§ What is needed
What lines in the data below mention the string "badge"? Copy them out.

§

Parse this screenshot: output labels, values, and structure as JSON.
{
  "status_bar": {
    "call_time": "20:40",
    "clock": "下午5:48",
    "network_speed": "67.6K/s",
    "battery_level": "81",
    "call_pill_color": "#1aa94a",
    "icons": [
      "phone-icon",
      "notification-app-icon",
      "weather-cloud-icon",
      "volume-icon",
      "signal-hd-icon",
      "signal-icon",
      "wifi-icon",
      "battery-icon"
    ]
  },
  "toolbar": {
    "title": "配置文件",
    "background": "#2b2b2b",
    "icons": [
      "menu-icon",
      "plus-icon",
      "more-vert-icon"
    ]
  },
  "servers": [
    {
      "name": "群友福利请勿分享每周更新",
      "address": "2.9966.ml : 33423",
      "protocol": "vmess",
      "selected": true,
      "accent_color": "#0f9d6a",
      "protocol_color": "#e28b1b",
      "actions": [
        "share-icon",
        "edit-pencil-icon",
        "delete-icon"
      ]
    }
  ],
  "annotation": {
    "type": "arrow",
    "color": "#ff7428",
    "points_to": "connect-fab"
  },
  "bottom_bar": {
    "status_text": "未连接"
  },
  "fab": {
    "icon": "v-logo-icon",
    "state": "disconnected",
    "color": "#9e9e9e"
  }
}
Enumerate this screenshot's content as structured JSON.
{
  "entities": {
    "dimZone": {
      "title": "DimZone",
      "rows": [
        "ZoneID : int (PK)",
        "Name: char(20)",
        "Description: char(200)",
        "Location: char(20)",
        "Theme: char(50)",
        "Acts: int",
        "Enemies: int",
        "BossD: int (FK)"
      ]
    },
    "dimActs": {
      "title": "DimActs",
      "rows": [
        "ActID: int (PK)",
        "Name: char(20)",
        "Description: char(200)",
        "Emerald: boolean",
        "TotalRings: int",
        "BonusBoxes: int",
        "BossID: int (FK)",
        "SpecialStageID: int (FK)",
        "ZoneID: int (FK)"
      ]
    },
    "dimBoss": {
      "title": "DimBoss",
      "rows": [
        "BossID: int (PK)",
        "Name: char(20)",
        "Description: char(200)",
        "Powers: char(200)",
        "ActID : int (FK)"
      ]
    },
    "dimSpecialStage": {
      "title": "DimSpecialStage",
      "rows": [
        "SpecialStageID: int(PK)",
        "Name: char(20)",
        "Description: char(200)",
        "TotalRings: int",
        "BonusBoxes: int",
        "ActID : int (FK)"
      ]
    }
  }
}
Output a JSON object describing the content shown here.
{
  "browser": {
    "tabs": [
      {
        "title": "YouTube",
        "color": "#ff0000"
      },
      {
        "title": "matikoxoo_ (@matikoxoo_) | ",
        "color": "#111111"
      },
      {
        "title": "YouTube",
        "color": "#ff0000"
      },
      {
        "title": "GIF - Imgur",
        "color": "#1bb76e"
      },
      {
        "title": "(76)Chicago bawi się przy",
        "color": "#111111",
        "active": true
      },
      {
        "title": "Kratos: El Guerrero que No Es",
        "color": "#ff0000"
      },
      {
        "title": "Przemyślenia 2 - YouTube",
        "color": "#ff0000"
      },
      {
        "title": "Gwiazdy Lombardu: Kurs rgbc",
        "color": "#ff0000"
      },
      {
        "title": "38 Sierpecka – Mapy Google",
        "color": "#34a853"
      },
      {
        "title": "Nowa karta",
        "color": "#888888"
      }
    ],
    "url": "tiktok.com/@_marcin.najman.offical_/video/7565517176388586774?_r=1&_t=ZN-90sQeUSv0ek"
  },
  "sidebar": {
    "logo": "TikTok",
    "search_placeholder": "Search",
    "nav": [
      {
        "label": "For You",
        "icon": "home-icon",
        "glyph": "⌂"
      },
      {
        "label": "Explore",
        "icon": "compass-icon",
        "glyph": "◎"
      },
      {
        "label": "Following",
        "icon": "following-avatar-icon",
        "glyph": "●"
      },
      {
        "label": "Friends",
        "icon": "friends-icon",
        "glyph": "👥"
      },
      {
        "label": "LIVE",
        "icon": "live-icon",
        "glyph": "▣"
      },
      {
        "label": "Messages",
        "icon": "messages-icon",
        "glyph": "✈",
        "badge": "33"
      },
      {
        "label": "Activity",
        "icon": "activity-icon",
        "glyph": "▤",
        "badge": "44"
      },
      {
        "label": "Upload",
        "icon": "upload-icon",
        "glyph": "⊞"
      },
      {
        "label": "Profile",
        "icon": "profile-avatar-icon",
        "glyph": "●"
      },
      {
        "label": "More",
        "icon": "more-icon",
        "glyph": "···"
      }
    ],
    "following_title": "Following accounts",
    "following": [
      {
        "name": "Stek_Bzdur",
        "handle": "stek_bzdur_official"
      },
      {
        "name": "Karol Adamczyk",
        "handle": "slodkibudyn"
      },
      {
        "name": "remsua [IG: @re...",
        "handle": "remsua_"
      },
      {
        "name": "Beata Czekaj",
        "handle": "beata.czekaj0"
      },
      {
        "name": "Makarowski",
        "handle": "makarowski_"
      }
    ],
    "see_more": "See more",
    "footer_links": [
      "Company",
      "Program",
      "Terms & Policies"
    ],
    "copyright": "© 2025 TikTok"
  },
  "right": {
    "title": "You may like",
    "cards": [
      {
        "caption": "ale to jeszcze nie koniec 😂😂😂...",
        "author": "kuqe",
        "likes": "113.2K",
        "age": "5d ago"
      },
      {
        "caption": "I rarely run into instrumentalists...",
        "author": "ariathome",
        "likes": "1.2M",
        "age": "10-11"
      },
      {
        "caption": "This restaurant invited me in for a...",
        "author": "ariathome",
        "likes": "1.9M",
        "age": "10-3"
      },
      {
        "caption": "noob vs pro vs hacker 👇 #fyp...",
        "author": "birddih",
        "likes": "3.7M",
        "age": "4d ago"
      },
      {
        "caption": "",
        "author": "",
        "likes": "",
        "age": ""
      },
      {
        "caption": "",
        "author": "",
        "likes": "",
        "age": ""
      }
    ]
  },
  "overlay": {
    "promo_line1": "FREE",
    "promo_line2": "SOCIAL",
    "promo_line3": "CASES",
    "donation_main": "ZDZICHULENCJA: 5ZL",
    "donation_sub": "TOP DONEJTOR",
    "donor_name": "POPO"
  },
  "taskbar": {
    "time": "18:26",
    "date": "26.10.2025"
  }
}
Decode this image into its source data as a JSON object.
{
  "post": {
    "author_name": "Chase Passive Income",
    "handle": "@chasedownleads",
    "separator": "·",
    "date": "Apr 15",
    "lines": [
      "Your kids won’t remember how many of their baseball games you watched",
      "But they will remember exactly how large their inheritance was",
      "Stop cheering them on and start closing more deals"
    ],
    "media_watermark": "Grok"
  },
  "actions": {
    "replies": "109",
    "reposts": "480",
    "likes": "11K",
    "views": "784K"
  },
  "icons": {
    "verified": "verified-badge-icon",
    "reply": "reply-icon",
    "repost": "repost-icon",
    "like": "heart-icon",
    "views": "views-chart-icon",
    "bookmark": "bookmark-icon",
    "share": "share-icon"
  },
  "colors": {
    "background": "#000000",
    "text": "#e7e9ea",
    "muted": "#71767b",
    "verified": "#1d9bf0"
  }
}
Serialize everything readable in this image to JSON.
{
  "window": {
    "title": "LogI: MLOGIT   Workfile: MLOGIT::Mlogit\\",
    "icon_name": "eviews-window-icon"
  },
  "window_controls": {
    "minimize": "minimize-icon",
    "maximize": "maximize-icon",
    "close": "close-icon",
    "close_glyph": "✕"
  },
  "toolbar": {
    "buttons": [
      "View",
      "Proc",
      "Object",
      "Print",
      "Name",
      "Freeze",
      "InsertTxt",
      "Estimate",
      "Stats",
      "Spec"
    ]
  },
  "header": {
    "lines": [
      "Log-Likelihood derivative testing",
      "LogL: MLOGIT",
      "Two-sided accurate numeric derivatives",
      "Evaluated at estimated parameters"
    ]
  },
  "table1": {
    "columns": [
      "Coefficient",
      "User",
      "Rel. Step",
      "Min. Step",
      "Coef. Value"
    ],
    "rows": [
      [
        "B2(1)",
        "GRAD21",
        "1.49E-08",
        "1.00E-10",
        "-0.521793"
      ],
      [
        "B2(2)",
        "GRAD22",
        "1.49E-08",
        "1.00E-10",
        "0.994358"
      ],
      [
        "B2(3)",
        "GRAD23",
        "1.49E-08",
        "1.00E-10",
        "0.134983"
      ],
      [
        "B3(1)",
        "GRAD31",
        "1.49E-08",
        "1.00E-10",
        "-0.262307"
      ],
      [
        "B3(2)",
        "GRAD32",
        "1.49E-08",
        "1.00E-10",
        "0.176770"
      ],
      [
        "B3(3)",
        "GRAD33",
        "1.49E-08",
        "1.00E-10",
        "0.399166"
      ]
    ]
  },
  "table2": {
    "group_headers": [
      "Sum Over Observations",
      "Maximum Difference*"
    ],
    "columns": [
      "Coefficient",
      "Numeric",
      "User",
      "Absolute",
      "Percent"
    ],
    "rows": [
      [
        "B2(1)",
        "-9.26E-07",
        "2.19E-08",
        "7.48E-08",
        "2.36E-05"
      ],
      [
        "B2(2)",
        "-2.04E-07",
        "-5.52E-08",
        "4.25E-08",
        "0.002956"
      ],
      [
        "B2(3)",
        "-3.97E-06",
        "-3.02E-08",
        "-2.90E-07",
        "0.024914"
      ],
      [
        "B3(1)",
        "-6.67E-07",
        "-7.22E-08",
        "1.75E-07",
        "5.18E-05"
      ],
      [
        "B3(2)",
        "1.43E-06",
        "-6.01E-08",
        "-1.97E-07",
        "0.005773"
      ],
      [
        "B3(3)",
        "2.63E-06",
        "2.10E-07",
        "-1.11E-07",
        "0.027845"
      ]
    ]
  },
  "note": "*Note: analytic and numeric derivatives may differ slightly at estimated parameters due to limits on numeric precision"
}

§

§ Finished task
        "badge": "33"
        "badge": "44"
    "verified": "verified-badge-icon",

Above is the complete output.